This story has been around for five years now. Back in 2006, just after Harper won his first minority, he started to fulfill his promise to create a public appointments commission. In theory, that would have ended (or at least weakened) the patronage system by having all public appointments go through a merit-based process.
But when he tried to appoint the first Commissioner – a businessman from the Alberta oil patch – the opposition cried foul. They felt the proposed appointee was a Tory loyalist and so rejected him. Put into a snit, Harper refused to try again, blaming the opposition parties. This reluctance to put his picks to a multi-party review process had the effect of convincing critics that he wanted to put in a lap dog.
But things have changed: the Conservatives now have their majority. Yet, while it is early days, they are declining to even reveal whether they plan to get the commission going even though they could put in anyone they wanted.
(And once again they are using the “we abused the system so people would demand a better one” argument.)
This has critics again speculating. Some, such as Duff Connacher of Democracy Watch, remain convinced that Harper will put in a lap dog.… Read the rest
Posted by Ian Bron on June 1, 2011
In an offshoot of the story about Dimitri Soudas’ pressure on the Port of Montreal to hire a favoured candidate (which I blogged on April 23rd), the former chair of the Old Port of Montreal called the appointments process a fiction. That is, the process is controlled by politicians and their minions.
This is no surprise. Merit-based appointments have always been very rare in Canadian government at any level – even, some would say, when it comes to judges.
Stephen Harper promised to fix this problem at the federal level with the creation of an independent Public Appointments Commission. The commission was created all right, but fell into bureaucratic purgatory when the opposition parties balked at his first appointee (they said he was a Tory partisan).

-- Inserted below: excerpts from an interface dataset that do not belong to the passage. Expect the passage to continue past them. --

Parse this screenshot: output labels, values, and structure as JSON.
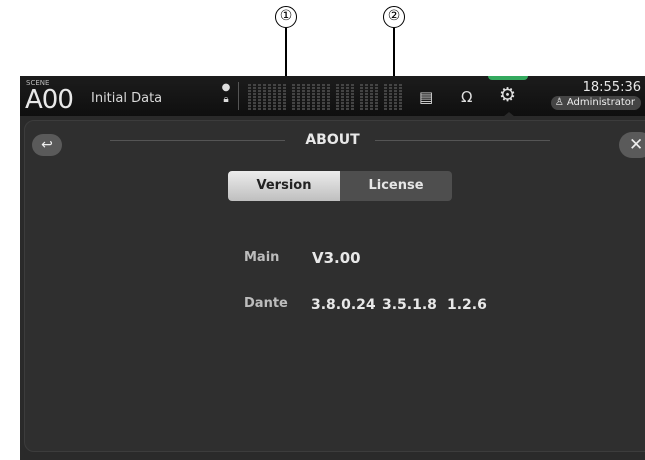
{
  "callouts": {
    "one": "①",
    "two": "②"
  },
  "header": {
    "scene_tag": "SCENE",
    "scene_number": "A00",
    "scene_name": "Initial Data",
    "clock": "18:55:36",
    "user": "Administrator",
    "icons": [
      "recorder-icon",
      "headphones-icon",
      "gear-icon"
    ]
  },
  "about": {
    "title": "ABOUT",
    "tabs": [
      {
        "label": "Version",
        "selected": true
      },
      {
        "label": "License",
        "selected": false
      }
    ],
    "main_label": "Main",
    "main_value": "V3.00",
    "dante_label": "Dante",
    "dante_values": [
      "3.8.0.24",
      "3.5.1.8",
      "1.2.6"
    ]
  },
  "colors": {
    "accent_green": "#38c26a",
    "panel": "#2f2f2f",
    "selected_tab": "#dcdcdc"
  }
}
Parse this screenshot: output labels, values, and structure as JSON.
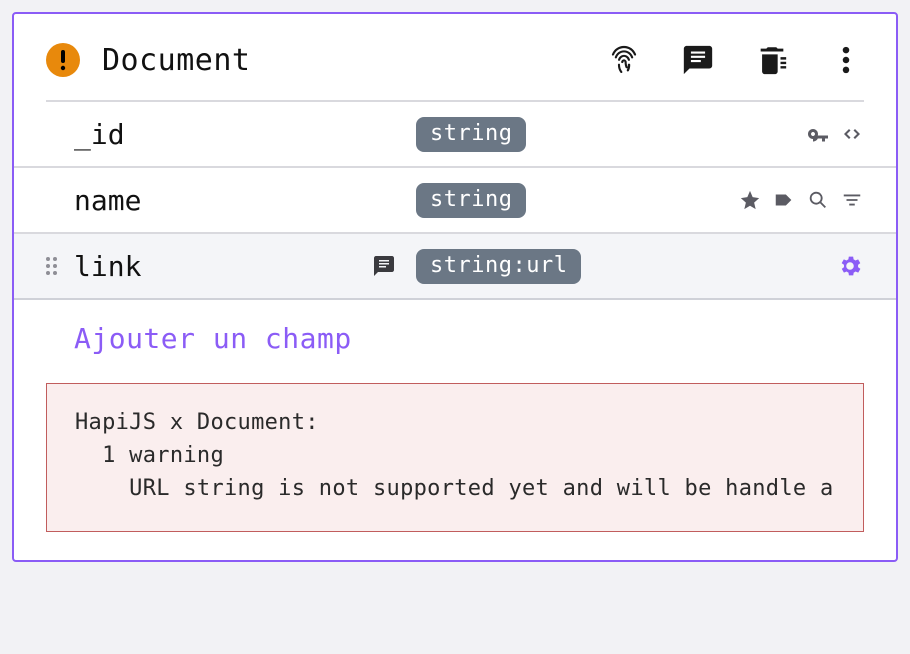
{
  "header": {
    "title": "Document"
  },
  "fields": [
    {
      "name": "_id",
      "type": "string",
      "selected": false,
      "icons": [
        "key",
        "code"
      ]
    },
    {
      "name": "name",
      "type": "string",
      "selected": false,
      "icons": [
        "star",
        "tag",
        "search",
        "filter"
      ]
    },
    {
      "name": "link",
      "type": "string:url",
      "selected": true,
      "icons": [
        "gear"
      ]
    }
  ],
  "actions": {
    "add_field": "Ajouter un champ"
  },
  "warning": {
    "title": "HapiJS x Document:",
    "count_line": "  1 warning",
    "message": "    URL string is not supported yet and will be handle a"
  }
}
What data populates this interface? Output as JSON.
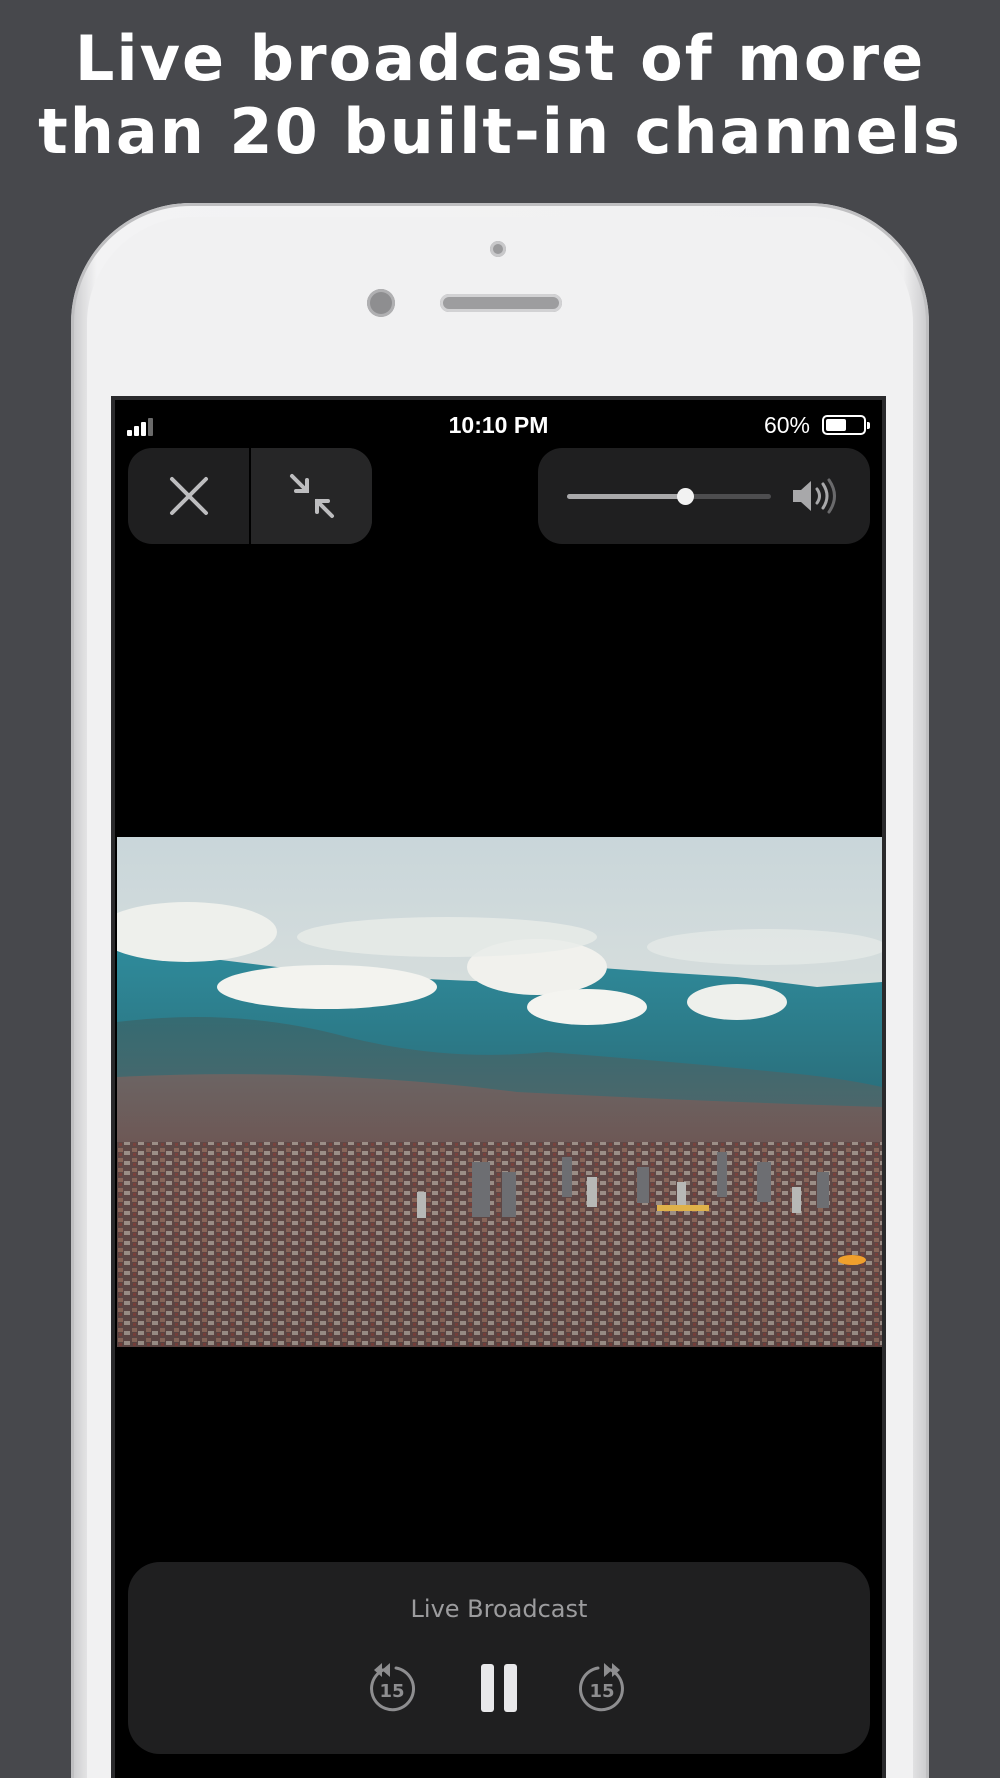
{
  "headline": {
    "line1": "Live broadcast of more",
    "line2": "than 20 built-in channels"
  },
  "status_bar": {
    "time": "10:10 PM",
    "battery_percent": "60%",
    "battery_level": 0.6,
    "signal_bars": 3
  },
  "controls": {
    "close_icon": "close-icon",
    "minimize_icon": "exit-fullscreen-icon",
    "volume_level": 0.58,
    "speaker_icon": "speaker-volume-icon"
  },
  "video": {
    "scene": "city-valley-mountains-clouds"
  },
  "player": {
    "title": "Live Broadcast",
    "skip_back_seconds": "15",
    "skip_forward_seconds": "15",
    "state": "playing"
  },
  "colors": {
    "background": "#47484c",
    "screen": "#000000",
    "panel": "#1f1f20",
    "icon": "#a8a8aa"
  }
}
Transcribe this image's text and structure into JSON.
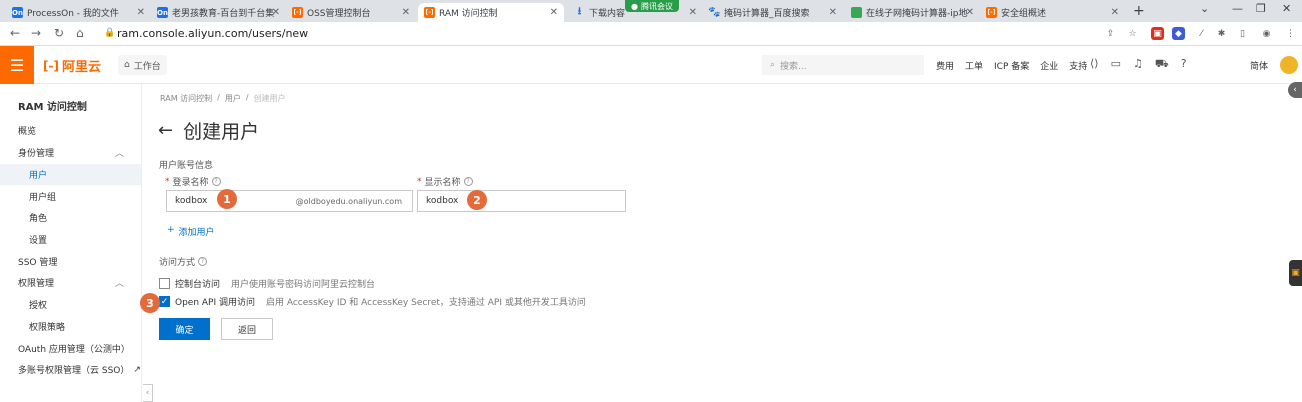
{
  "browser": {
    "tabs": [
      {
        "title": "ProcessOn - 我的文件",
        "icon": "On",
        "active": false
      },
      {
        "title": "老男孩教育-百台到千台集",
        "icon": "On",
        "active": false
      },
      {
        "title": "OSS管理控制台",
        "icon": "aliyun",
        "active": false
      },
      {
        "title": "RAM 访问控制",
        "icon": "aliyun",
        "active": true
      },
      {
        "title": "下载内容",
        "icon": "download",
        "active": false
      },
      {
        "title": "掩码计算器_百度搜索",
        "icon": "baidu",
        "active": false
      },
      {
        "title": "在线子网掩码计算器-ip地",
        "icon": "green",
        "active": false
      },
      {
        "title": "安全组概述",
        "icon": "aliyun",
        "active": false
      }
    ],
    "meeting_badge": "腾讯会议",
    "url": "ram.console.aliyun.com/users/new"
  },
  "topnav": {
    "brand": "阿里云",
    "brand_mark": "[-]",
    "workbench": "工作台",
    "search_placeholder": "搜索...",
    "links": [
      "费用",
      "工单",
      "ICP 备案",
      "企业",
      "支持"
    ],
    "lang": "简体"
  },
  "sidebar": {
    "title": "RAM 访问控制",
    "items": [
      {
        "label": "概览"
      },
      {
        "label": "身份管理"
      },
      {
        "label": "用户"
      },
      {
        "label": "用户组"
      },
      {
        "label": "角色"
      },
      {
        "label": "设置"
      },
      {
        "label": "SSO 管理"
      },
      {
        "label": "权限管理"
      },
      {
        "label": "授权"
      },
      {
        "label": "权限策略"
      },
      {
        "label": "OAuth 应用管理（公测中）"
      },
      {
        "label": "多账号权限管理（云 SSO）"
      }
    ]
  },
  "main": {
    "breadcrumb": [
      "RAM 访问控制",
      "用户",
      "创建用户"
    ],
    "title": "创建用户",
    "account_section": "用户账号信息",
    "login_name_label": "登录名称",
    "login_name_value": "kodbox",
    "login_name_suffix": "@oldboyedu.onaliyun.com",
    "display_name_label": "显示名称",
    "display_name_value": "kodbox",
    "add_user": "添加用户",
    "access_section": "访问方式",
    "console_access_label": "控制台访问",
    "console_access_desc": "用户使用账号密码访问阿里云控制台",
    "console_access_checked": false,
    "api_access_label": "Open API 调用访问",
    "api_access_desc": "启用 AccessKey ID 和 AccessKey Secret，支持通过 API 或其他开发工具访问",
    "api_access_checked": true,
    "confirm": "确定",
    "back": "返回"
  },
  "annotations": [
    "1",
    "2",
    "3"
  ],
  "colors": {
    "brand": "#ff6a00",
    "primary": "#0070cc",
    "badge": "#e26a3b"
  }
}
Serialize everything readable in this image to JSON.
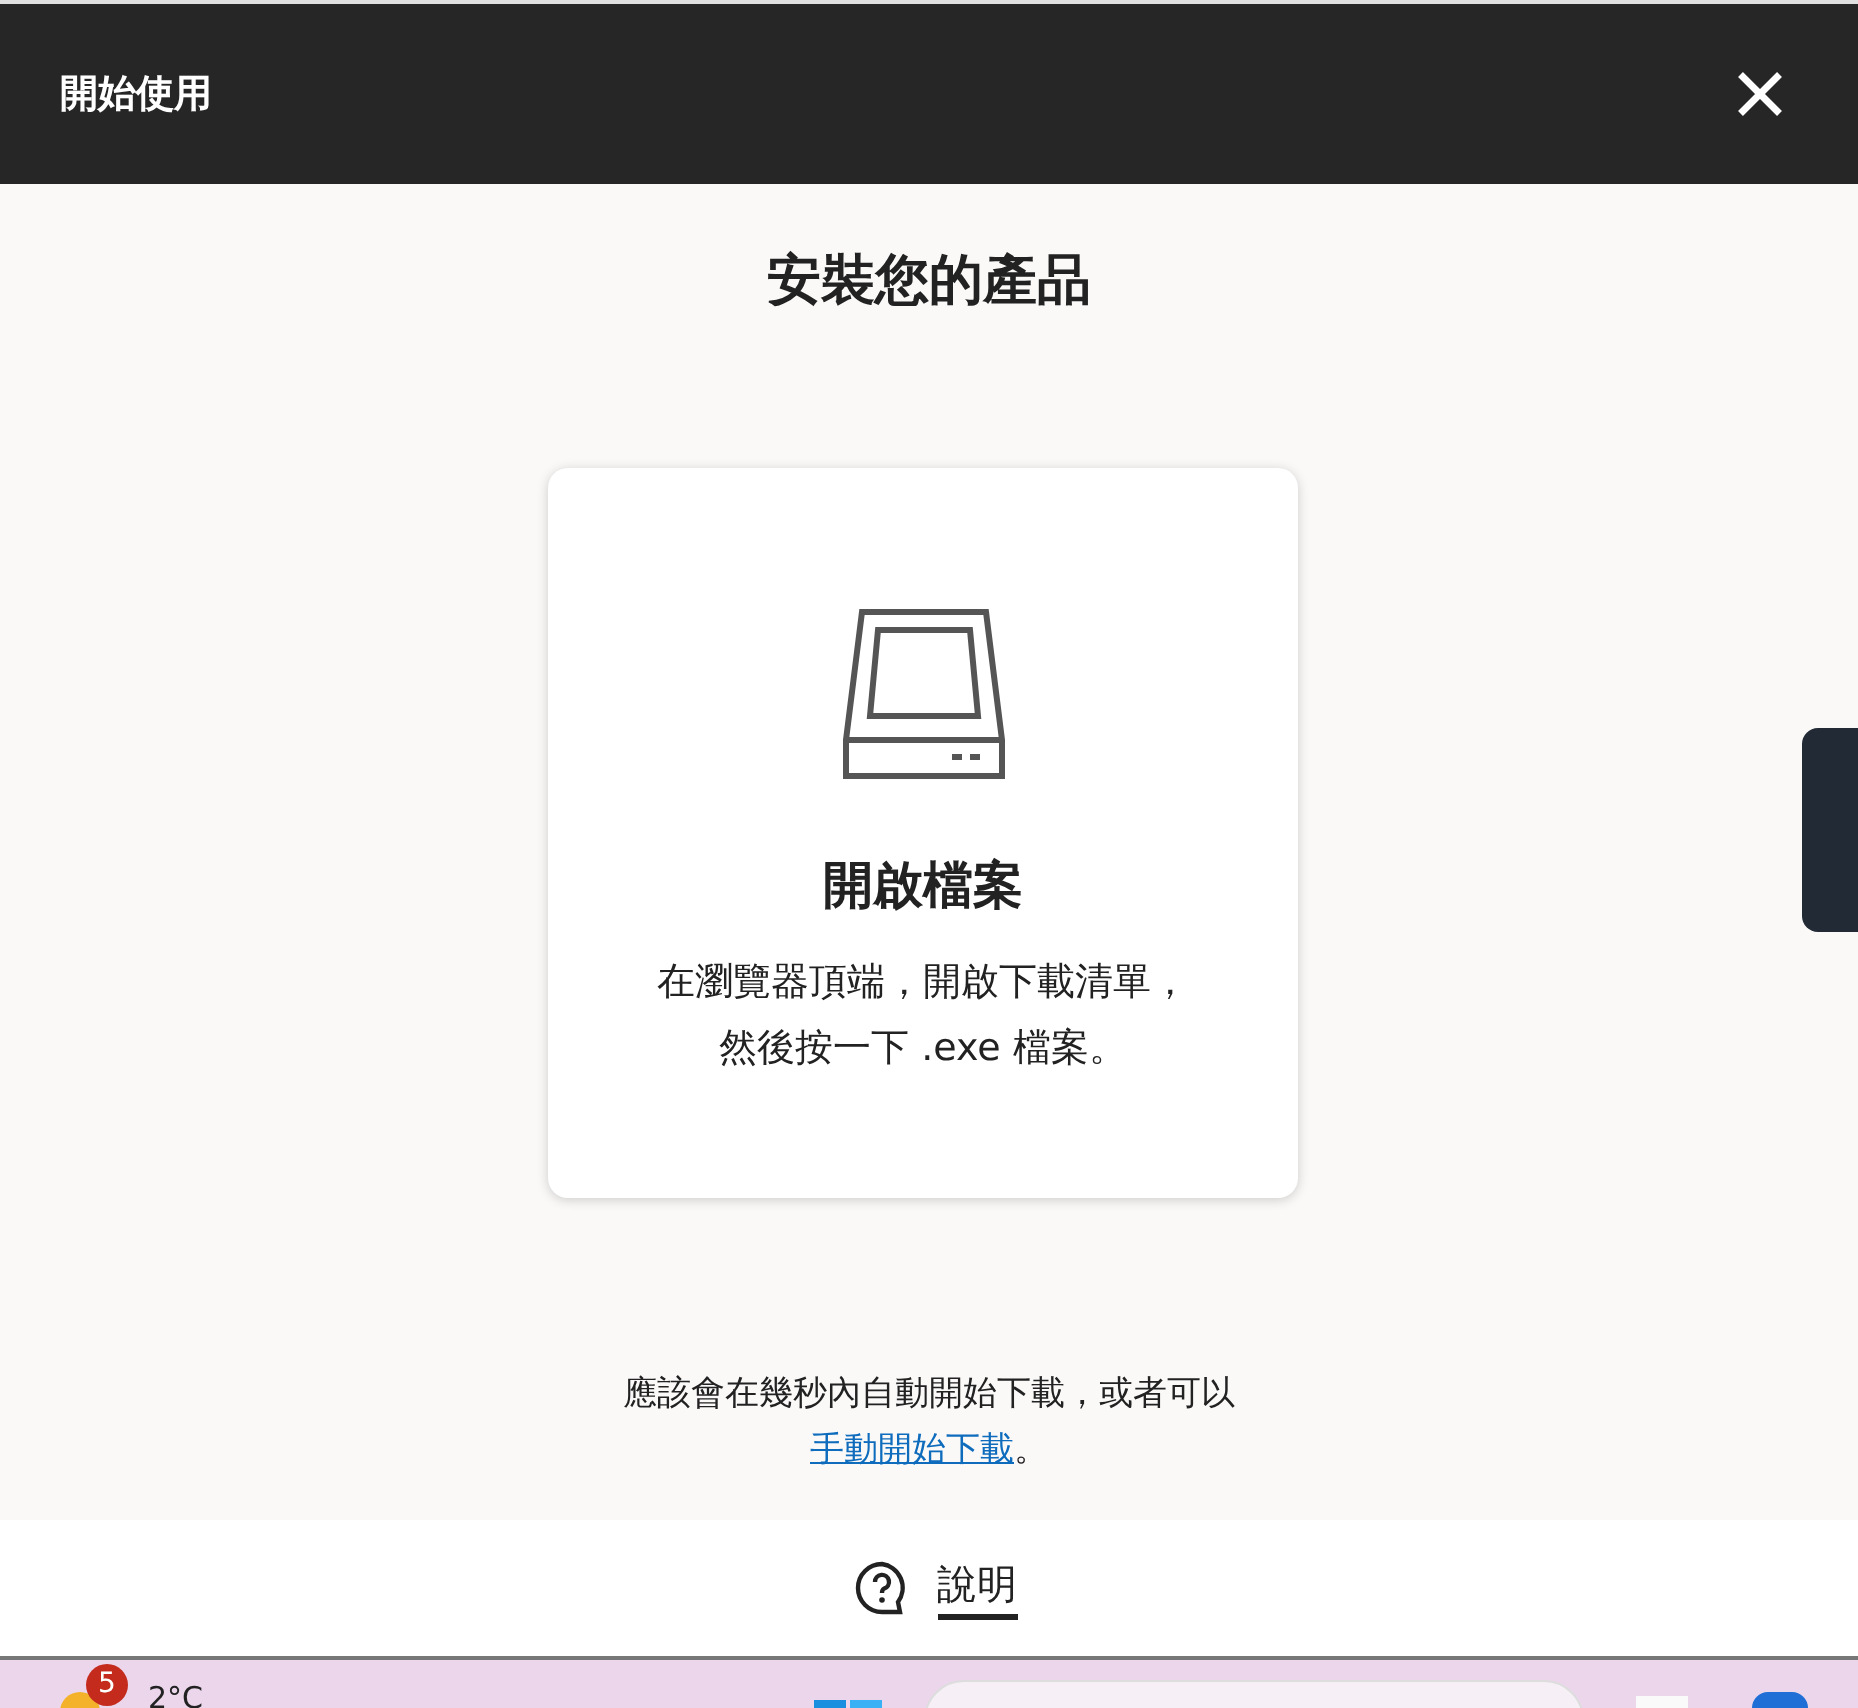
{
  "header": {
    "title": "開始使用"
  },
  "heading": "安裝您的產品",
  "card": {
    "title": "開啟檔案",
    "lines": [
      "在瀏覽器頂端，開啟下載清單，",
      "然後按一下 .exe 檔案。"
    ]
  },
  "note": {
    "text": "應該會在幾秒內自動開始下載，或者可以",
    "link": "手動開始下載",
    "end": "。"
  },
  "help": {
    "label": "說明"
  },
  "taskbar": {
    "badge": "5",
    "temperature": "2°C"
  }
}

This is interesting because it shows that even so-called independent offices can be corrupted – simply by ensuring the person heading them is a political loyalist (to whichever side) or suitably pliable. The Liberals were just as good at it as the Conservatives, by the way. And, looking in NDP-governed provinces, things have been much the same there as well.
That’s why I like minority governments: the odds of a partisan individual heading up in charge of any given agency is just a little smaller.… Read the rest
Posted by Ian Bron on May 1, 2011